Ichneumon

Ichneumon

Update:  We did locate a matching image on Island Nature devoted to Vancouver Island, but it is not identified.

Thanks so much for the info.
I think my concern is there are alot of them in that section. I would say about 50 at least, all hovering ( flying )  just about ground level. From what I have read in Wiki, they ae supposed to be solitary.  There does not seem to be a ” nest ” that I can see them going to. The area is about 10 x 20 feet, give or take, that they are congregating in.  I dont really want a group of stinging insects around with my 2 19 year old dogs and my indoor/outdoor cat.
Thanks again. Any info is great !
R

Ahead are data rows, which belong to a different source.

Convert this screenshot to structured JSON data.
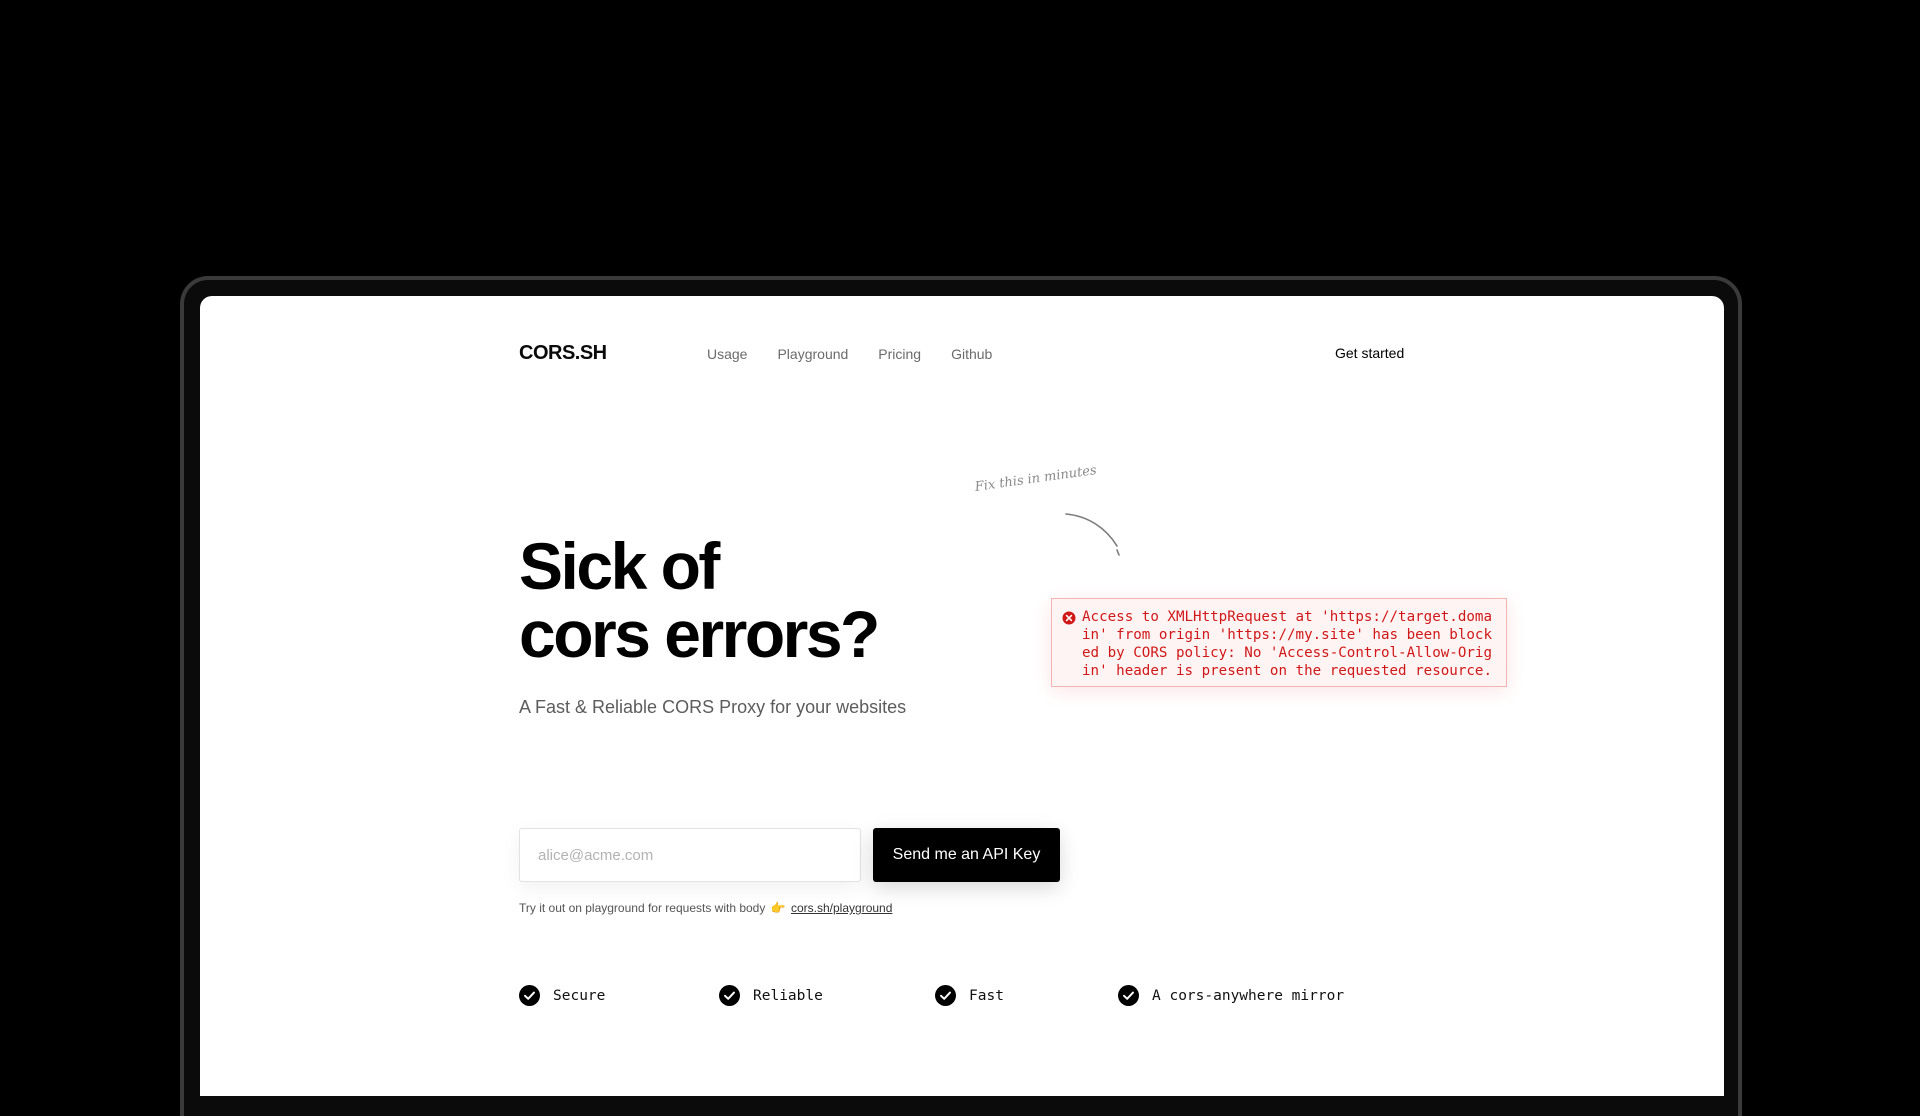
{
  "header": {
    "logo": "CORS.SH",
    "nav": [
      "Usage",
      "Playground",
      "Pricing",
      "Github"
    ],
    "cta": "Get started"
  },
  "hero": {
    "headline_line1": "Sick of",
    "headline_line2": "cors errors?",
    "subheadline": "A Fast & Reliable CORS Proxy for your websites",
    "annotation": "Fix this in minutes"
  },
  "error": {
    "message": "Access to XMLHttpRequest at 'https://target.domain' from origin 'https://my.site' has been blocked by CORS policy: No 'Access-Control-Allow-Origin' header is present on the requested resource.",
    "color": "#d01818"
  },
  "signup": {
    "email_placeholder": "alice@acme.com",
    "email_value": "",
    "button_label": "Send me an API Key",
    "hint_text": "Try it out on playground for requests with body",
    "hint_emoji": "👉",
    "hint_link": "cors.sh/playground"
  },
  "features": [
    "Secure",
    "Reliable",
    "Fast",
    "A cors-anywhere mirror"
  ],
  "icons": {
    "feature_check": "check-circle-icon",
    "error": "error-x-icon",
    "annotation_arrow": "curved-arrow-icon"
  }
}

What's That Bug? does not endorse extermination

Ed. Note:  This is not the first time Megarhyssa atrata has been featured as Bug of the Month.

Subject: Female Megarhyssa Atrata
Location: St Paul, MN
June 25, 2014 9:13 am
After finding your great web site I learned the name of the bug in my back yard. They were on a tree we were cutting down. Because it seemed to be laying eggs I decided to leave the stump for a while. Attached are some photos you may use. It is interesting to me that I have never noticed these before.
Signature: DS in MN

Female Stump Stabbers laying eggs!!!

Female Stump Stabbers laying eggs!!!

Dear DS in MN,
Thank you for your most kind compliment.  The ovipositing female Giant Ichenumon or Stump Stabber, 
Megarhyssa atrata, is one of the most iconic North American insects and her image has been used to illustrate even really early entomological tomes as well as many popular insect books with broad appeal to popular culture.  Your images are stunning, especially the first one that depicts two individuals.  Just exactly what is going on in that image is most curious.  The tangle of bodies makes it appear that both females are trying to oviposit in the same location.  The female Giant Ichneumon is able to detect the location of the larva of a Wood Wasp that is feeding beneath the surface.  The larvae of Wood Wasps like the Pigeon Horntail will serve as the prey of the larval Stump Stabber.   We have designated your submission as the Bug of the Month for July 2014.

Megarhyssa atrata ovipositing

Megarhyssa atrata ovipositing

A large Stump Stabber can have an ovipositor nearly five inches long, and one of your images captures the classic position of a female looping the organ as she drills beneath the bark to deposit her egg where the young will have a food source.

One, impressive organ:  five inch ovipositor

One, impressive organ: five inch ovipositor

Update:  June 26, 2014
Dear Daniel Marlos,
I just had to write one more time. The first set of photos I sent were of the first time I had seen a flying insect of its kind, today I went to see if they were still on the stump, I found a new type. See attached photos. The first photo is from my phone. The second and fourth photos capture an ant crawling -shows size a little better. I am excited to show these, I hope you can use them.
Thanks
Dan
P.S. There were ovipositing female Megarhyssa strata remains (wings and part of a tail) left on the stump! I guess a bird had a good snack.

Megarhyssa macrurus

Megarhyssa macrurus

Wow, what a wonderful addition to the Bug of the Month posting.  Your new Ichneumon is most likely Megarhyssa macrurus, and you can compare your images to those on BugGuide.  Your observation and speculation about the bird is a very good guess.  The female Giant Ichneumon is quite vulnerable while her ovipositor is buried deep in the wood, and she would not be able to easily fly away from a predator.  We have also heard of female Giant Ichneumons getting stuck and being unable to withdraw the ovipositor.

Female Stump Stabbers laying eggs

Female Stump Stabbers laying eggs

What's That Bug? does not endorse extermination